■ **Work to be completed**
Among the entries below, find every line that has "price" and pull it out.

(Stored data entries)
= = = =

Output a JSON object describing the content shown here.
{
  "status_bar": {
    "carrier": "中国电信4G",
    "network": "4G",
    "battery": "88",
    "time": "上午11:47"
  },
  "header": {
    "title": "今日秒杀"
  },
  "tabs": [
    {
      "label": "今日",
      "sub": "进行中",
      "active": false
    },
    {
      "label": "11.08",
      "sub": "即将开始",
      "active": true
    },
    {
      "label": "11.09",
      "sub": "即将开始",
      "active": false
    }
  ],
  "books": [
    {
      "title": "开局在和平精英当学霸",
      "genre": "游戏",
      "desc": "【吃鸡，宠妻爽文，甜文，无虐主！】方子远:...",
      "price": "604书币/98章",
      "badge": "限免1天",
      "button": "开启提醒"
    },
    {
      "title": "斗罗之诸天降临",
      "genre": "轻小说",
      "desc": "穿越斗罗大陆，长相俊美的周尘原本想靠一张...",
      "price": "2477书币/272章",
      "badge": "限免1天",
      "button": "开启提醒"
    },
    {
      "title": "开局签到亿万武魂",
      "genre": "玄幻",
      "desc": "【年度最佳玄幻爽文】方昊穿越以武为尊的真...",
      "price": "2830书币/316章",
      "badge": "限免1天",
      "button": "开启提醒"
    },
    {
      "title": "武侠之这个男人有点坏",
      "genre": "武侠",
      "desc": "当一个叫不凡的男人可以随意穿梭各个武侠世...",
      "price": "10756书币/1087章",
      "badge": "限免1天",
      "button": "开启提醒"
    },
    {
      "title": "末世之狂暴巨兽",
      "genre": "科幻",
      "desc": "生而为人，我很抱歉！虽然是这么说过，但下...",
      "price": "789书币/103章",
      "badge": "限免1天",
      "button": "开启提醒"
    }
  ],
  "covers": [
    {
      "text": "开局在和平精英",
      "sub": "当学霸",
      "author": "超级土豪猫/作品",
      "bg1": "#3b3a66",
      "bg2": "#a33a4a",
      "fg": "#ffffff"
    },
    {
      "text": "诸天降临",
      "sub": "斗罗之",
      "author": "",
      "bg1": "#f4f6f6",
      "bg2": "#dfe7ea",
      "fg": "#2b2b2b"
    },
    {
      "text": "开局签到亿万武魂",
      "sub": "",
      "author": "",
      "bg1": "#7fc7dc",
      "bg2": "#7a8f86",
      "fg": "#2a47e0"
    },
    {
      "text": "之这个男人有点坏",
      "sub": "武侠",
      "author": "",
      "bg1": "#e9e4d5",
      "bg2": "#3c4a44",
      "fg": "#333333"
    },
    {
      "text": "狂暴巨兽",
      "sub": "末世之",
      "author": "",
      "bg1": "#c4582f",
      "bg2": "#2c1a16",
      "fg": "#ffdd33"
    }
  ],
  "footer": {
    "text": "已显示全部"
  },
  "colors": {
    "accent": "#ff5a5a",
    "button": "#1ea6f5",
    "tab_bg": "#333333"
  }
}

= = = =

■ **Result**
      "price": "604书币/98章",
      "price": "2477书币/272章",
      "price": "2830书币/316章",
      "price": "10756书币/1087章",
      "price": "789书币/103章",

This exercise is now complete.